President Trump on Wednesday ordered all federal agencies to cut their budgets by 5 percent, catching them unprepared to say in the following days how they would meet his demand.

"I'm going to ask everybody to come back with a 5 percent cut for our next meeting," Trump said in a White House meeting with his Cabinet members. "I think you'll all be able to do it."

Trump made the pledge after a Treasury Department report showed the federal deficit swelling to $779 billion, a $113 billion increase from the prior fiscal year.

Several departments and agencies contacted in the days following Trump’s pledge seemed unprepared for, or even unaware of, Trump’s order to prepare spending cuts for their next White House cabinet meeting. Many declined to provide detail or comment on how they would achieve those cuts, which are unlikely to be implemented since Congress ultimately has the authority to spend money. Some responded with statements on other topics.

[Opinion: President Trump's proposed 5 percent cut to Cabinet agencies won't do much to address deficit: Chart]

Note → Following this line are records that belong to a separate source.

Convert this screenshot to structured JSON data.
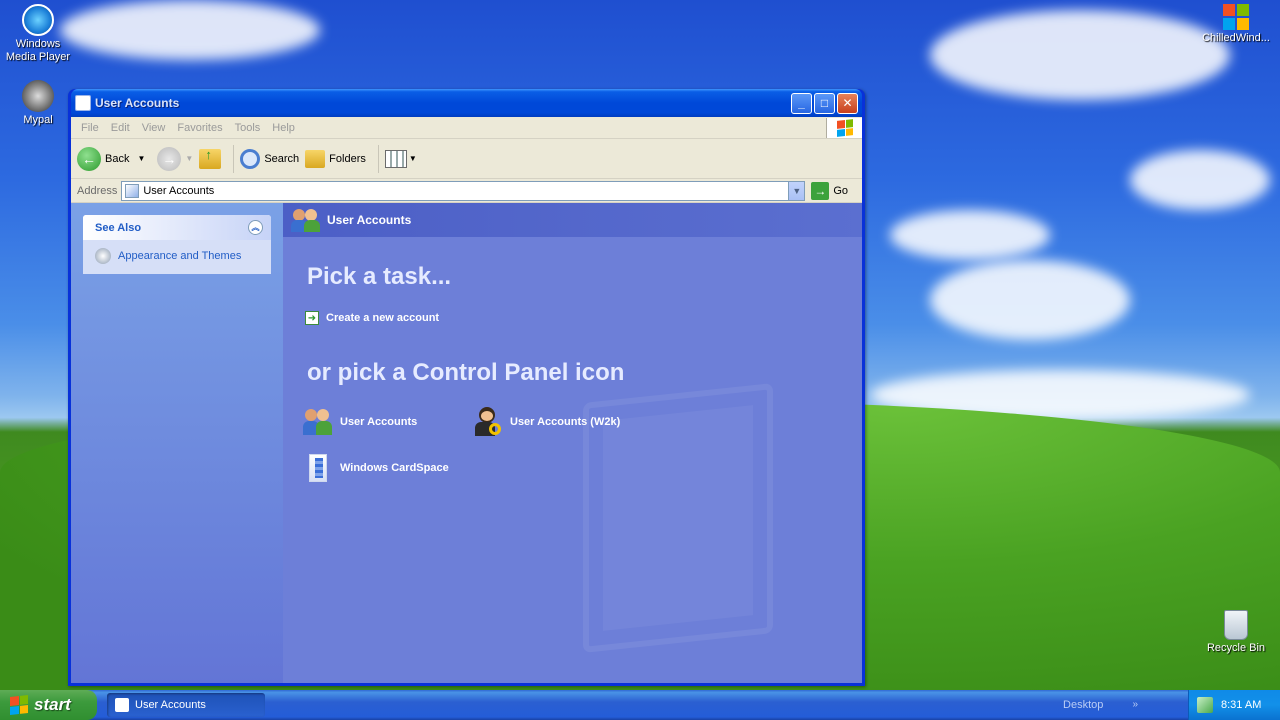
{
  "desktop": {
    "icons": {
      "wmp": "Windows\nMedia Player",
      "mypal": "Mypal",
      "chilled": "ChilledWind...",
      "recycle": "Recycle Bin"
    }
  },
  "window": {
    "title": "User Accounts",
    "menu": [
      "File",
      "Edit",
      "View",
      "Favorites",
      "Tools",
      "Help"
    ],
    "toolbar": {
      "back": "Back",
      "search": "Search",
      "folders": "Folders"
    },
    "address": {
      "label": "Address",
      "value": "User Accounts",
      "go": "Go"
    },
    "see_also": {
      "title": "See Also",
      "link": "Appearance and Themes"
    },
    "main": {
      "header": "User Accounts",
      "pick_task": "Pick a task...",
      "task": "Create a new account",
      "pick_icon": "or pick a Control Panel icon",
      "icons": [
        "User Accounts",
        "User Accounts (W2k)",
        "Windows CardSpace"
      ]
    }
  },
  "taskbar": {
    "start": "start",
    "item": "User Accounts",
    "desktop": "Desktop",
    "time": "8:31 AM"
  }
}
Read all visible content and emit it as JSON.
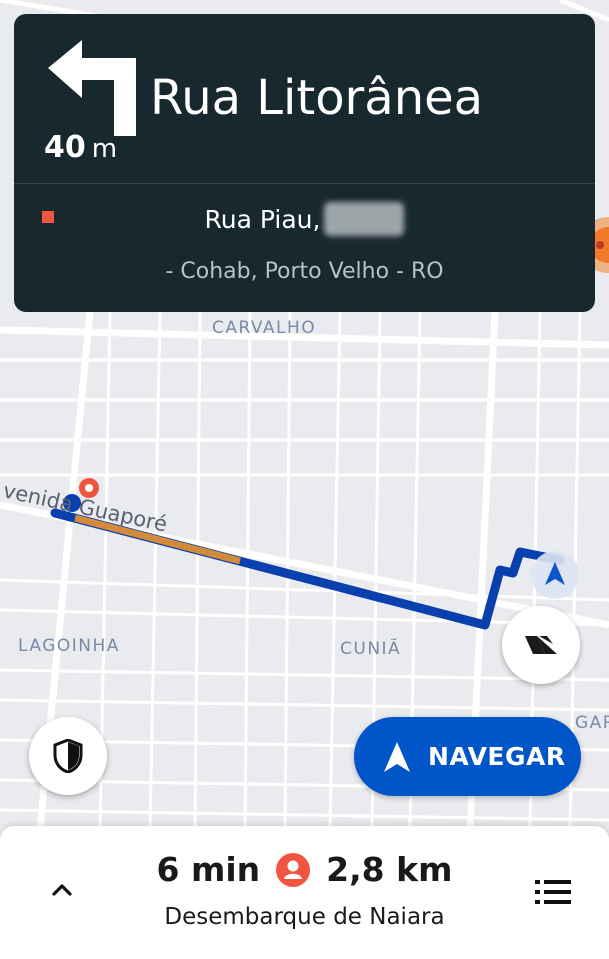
{
  "colors": {
    "card_bg": "#18282f",
    "accent_blue": "#0055c8",
    "route_blue": "#0a3fae",
    "route_traffic": "#d38a3a",
    "destination_red": "#f2553f",
    "map_bg": "#e9ebee"
  },
  "maneuver": {
    "icon": "turn-left-arrow-icon",
    "distance_value": "40",
    "distance_unit": "m",
    "street": "Rua Litorânea"
  },
  "destination": {
    "marker_icon": "destination-square-icon",
    "line1": "Rua Piau,",
    "line2": "- Cohab, Porto Velho - RO"
  },
  "map": {
    "labels": {
      "carvalho": "CARVALHO",
      "avenue": "venida Guaporé",
      "lagoinha": "LAGOINHA",
      "cunia": "CUNIÃ",
      "partial_right": "GAR"
    }
  },
  "buttons": {
    "navigate_label": "NAVEGAR",
    "recenter_icon": "overview-route-icon",
    "safety_icon": "shield-icon"
  },
  "trip": {
    "duration": "6 min",
    "distance": "2,8 km",
    "passenger_icon": "person-icon",
    "subtitle": "Desembarque de Naiara"
  }
}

The Department of Health and Human Services, for instance, which oversees $1 trillion a year in spending on medical research, food safety programs, drug approvals and programs such as Medicare and Medicaid, responded to an inquiry about the 5 percent cut by touting regulatory relief.

“HHS was the No. 1 cabinet agency in terms of regulatory accomplishments for Fiscal Year 2018, reducing the burden of its regulations in present-value terms by $12.5 billion,” HHS Secretary Alex Azar said.

The agency said its regulatory actions would create a $5.2 billion reduction in spending from 2018 to 2021 at the Centers for Medicare and Medicaid Services.

But HHS would not comment further on planned cost reductions to meet the 5 percent figure.

Other agencies acknowledged the president’s request, but declined to say how they might go about meeting it.

“President Trump has been clear that lowering federal spending is a top priority, and that was the message he reiterated to his Cabinet,” said a spokesman for the Environmental Protection Agency.

Similarly, a spokesman for the Department of Agriculture said that agency “stands with the president and his goal of being fiscally responsible with taxpayer dollars and will absolutely meet his target. When Secretary Perdue was governor of Georgia, five of the eight budgets he submitted were smaller than the previous year’s.”

Meanwhile, a spokesperson for the Department of Housing and Urban Development was not aware of Trump’s promise when asked for comment Friday.

“Let’s see how it plays out when the president’s budget comes out,” said Brian Sullivan, a public affairs specialist at the housing agency. “This aspiration will be expressed in the Fiscal Year [2020] budget.”

Though Trump said he would direct the heads of departments to identify cuts, Sullivan referred a reporter to the Office of Management and Budget, which drafts the president’s budget. OMB did not immediately respond to a request for comment.

Most agencies simply did not respond on the record to requests for comment, including the Departments of Energy, the Interior, Commerce, Labor, and Transportation.

Trump and the Republican-led Congress have increased spending, rather than cutting it. Earlier this year, the administration and Republicans joined with Democrats to increase discretionary spending — the category of spending that Congress authorizes for the agencies each year — by $300 billion in 2018 and 2019.

A 5 percent cut would amount to clawing back around $65 billion of that.

But even that reduction is probably out of reach. Any cuts proposed by agencies would be put into Trump’s fiscal year 2020 budget, and administration officials maintained that Trump wants the reductions included. But past Trump administration budgets have called for steep cuts, only for Congress to increase spending instead. Total discretionary spending, including defense and non-defense, totaled an estimated $1.3 trillion for fiscal year 2018, according to the Congressional Budget Office, up from $1.2 trillion in 2017 and just under $1.2 trillion in 2016.

Discretionary spending, in turn, is a small part of overall government spending, which also includes entitlement spending that occurs automatically, such as Social Security benefits, and interest on the debt. Total spending was about $4.1 trillion for 2018.

That said, some agencies have claimed spending reductions in some areas under Trump. The EPA, for instance, said it cut employees by 6 percent as of January, bringing it in line with staff levels not seen since the Reagan era.

Sean Higgins, Colin Wilhelm, Kimberly Leonard, Robert King, Josh Siegel, and John Siciliano contributed reporting.